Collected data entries
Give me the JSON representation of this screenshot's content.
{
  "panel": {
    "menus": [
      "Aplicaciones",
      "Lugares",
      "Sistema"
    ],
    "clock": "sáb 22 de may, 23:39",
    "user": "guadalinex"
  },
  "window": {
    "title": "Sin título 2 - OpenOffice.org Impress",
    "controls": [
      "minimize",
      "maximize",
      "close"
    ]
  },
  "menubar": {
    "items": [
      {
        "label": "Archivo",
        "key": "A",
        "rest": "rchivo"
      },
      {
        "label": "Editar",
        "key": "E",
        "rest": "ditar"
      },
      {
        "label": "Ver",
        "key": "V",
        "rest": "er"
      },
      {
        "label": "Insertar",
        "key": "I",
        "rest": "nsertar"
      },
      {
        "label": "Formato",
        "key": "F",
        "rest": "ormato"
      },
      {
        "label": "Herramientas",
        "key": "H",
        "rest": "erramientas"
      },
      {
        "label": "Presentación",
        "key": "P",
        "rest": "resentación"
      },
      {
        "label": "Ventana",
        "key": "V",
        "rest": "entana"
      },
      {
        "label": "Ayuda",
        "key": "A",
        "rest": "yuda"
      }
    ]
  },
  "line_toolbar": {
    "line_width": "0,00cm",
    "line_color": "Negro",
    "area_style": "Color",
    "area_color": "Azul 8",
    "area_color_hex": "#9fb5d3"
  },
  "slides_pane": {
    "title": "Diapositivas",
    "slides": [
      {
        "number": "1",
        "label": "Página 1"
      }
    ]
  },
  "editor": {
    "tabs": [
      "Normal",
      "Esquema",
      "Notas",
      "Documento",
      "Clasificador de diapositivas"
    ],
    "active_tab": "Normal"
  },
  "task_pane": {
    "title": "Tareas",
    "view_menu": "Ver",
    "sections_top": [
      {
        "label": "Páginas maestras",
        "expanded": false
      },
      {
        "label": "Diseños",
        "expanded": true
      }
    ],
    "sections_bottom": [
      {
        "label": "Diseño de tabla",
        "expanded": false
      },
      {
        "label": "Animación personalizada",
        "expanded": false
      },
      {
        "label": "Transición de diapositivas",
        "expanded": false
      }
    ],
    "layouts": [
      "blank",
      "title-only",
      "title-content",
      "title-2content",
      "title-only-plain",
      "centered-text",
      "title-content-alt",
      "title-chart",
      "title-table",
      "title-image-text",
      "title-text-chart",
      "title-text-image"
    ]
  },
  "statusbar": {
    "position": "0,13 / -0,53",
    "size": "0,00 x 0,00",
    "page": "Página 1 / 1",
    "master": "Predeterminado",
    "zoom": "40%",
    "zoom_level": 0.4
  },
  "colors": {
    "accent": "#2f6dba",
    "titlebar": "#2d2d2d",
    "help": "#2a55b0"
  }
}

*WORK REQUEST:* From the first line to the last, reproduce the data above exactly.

*YOUR RESPONSE:*
Give me the JSON representation of this screenshot's content.
{
  "panel": {
    "menus": [
      "Aplicaciones",
      "Lugares",
      "Sistema"
    ],
    "clock": "sáb 22 de may, 23:39",
    "user": "guadalinex"
  },
  "window": {
    "title": "Sin título 2 - OpenOffice.org Impress",
    "controls": [
      "minimize",
      "maximize",
      "close"
    ]
  },
  "menubar": {
    "items": [
      {
        "label": "Archivo",
        "key": "A",
        "rest": "rchivo"
      },
      {
        "label": "Editar",
        "key": "E",
        "rest": "ditar"
      },
      {
        "label": "Ver",
        "key": "V",
        "rest": "er"
      },
      {
        "label": "Insertar",
        "key": "I",
        "rest": "nsertar"
      },
      {
        "label": "Formato",
        "key": "F",
        "rest": "ormato"
      },
      {
        "label": "Herramientas",
        "key": "H",
        "rest": "erramientas"
      },
      {
        "label": "Presentación",
        "key": "P",
        "rest": "resentación"
      },
      {
        "label": "Ventana",
        "key": "V",
        "rest": "entana"
      },
      {
        "label": "Ayuda",
        "key": "A",
        "rest": "yuda"
      }
    ]
  },
  "line_toolbar": {
    "line_width": "0,00cm",
    "line_color": "Negro",
    "area_style": "Color",
    "area_color": "Azul 8",
    "area_color_hex": "#9fb5d3"
  },
  "slides_pane": {
    "title": "Diapositivas",
    "slides": [
      {
        "number": "1",
        "label": "Página 1"
      }
    ]
  },
  "editor": {
    "tabs": [
      "Normal",
      "Esquema",
      "Notas",
      "Documento",
      "Clasificador de diapositivas"
    ],
    "active_tab": "Normal"
  },
  "task_pane": {
    "title": "Tareas",
    "view_menu": "Ver",
    "sections_top": [
      {
        "label": "Páginas maestras",
        "expanded": false
      },
      {
        "label": "Diseños",
        "expanded": true
      }
    ],
    "sections_bottom": [
      {
        "label": "Diseño de tabla",
        "expanded": false
      },
      {
        "label": "Animación personalizada",
        "expanded": false
      },
      {
        "label": "Transición de diapositivas",
        "expanded": false
      }
    ],
    "layouts": [
      "blank",
      "title-only",
      "title-content",
      "title-2content",
      "title-only-plain",
      "centered-text",
      "title-content-alt",
      "title-chart",
      "title-table",
      "title-image-text",
      "title-text-chart",
      "title-text-image"
    ]
  },
  "statusbar": {
    "position": "0,13 / -0,53",
    "size": "0,00 x 0,00",
    "page": "Página 1 / 1",
    "master": "Predeterminado",
    "zoom": "40%",
    "zoom_level": 0.4
  },
  "colors": {
    "accent": "#2f6dba",
    "titlebar": "#2d2d2d",
    "help": "#2a55b0"
  }
}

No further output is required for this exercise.